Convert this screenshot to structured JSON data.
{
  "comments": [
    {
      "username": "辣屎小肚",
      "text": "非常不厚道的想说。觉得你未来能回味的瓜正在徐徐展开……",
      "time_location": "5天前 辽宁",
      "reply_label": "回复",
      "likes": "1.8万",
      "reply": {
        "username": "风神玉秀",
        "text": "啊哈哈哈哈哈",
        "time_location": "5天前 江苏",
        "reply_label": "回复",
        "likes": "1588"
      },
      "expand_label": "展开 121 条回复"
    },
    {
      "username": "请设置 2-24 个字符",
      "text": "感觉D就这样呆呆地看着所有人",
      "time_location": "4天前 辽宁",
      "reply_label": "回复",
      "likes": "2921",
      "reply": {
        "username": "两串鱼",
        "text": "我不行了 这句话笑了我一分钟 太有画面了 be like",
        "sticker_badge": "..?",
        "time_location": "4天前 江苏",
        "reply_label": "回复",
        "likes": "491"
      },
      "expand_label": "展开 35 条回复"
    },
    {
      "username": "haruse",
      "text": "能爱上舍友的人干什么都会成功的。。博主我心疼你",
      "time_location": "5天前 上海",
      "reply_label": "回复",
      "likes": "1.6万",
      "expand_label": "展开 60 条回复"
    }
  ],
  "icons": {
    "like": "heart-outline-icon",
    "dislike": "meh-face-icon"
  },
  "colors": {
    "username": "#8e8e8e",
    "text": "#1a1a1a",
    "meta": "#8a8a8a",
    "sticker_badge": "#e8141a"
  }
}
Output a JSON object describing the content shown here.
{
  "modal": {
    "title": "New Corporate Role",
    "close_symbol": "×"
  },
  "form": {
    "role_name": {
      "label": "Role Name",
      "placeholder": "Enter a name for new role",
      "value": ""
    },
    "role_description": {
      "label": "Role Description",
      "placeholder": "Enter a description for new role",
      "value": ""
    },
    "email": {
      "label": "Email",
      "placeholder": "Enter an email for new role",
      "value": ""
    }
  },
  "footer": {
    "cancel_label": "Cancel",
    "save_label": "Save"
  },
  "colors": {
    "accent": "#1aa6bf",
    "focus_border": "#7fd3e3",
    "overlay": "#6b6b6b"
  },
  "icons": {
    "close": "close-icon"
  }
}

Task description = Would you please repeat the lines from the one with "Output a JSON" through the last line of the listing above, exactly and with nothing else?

Written response =
Output a JSON object describing the content shown here.
{
  "modal": {
    "title": "New Corporate Role",
    "close_symbol": "×"
  },
  "form": {
    "role_name": {
      "label": "Role Name",
      "placeholder": "Enter a name for new role",
      "value": ""
    },
    "role_description": {
      "label": "Role Description",
      "placeholder": "Enter a description for new role",
      "value": ""
    },
    "email": {
      "label": "Email",
      "placeholder": "Enter an email for new role",
      "value": ""
    }
  },
  "footer": {
    "cancel_label": "Cancel",
    "save_label": "Save"
  },
  "colors": {
    "accent": "#1aa6bf",
    "focus_border": "#7fd3e3",
    "overlay": "#6b6b6b"
  },
  "icons": {
    "close": "close-icon"
  }
}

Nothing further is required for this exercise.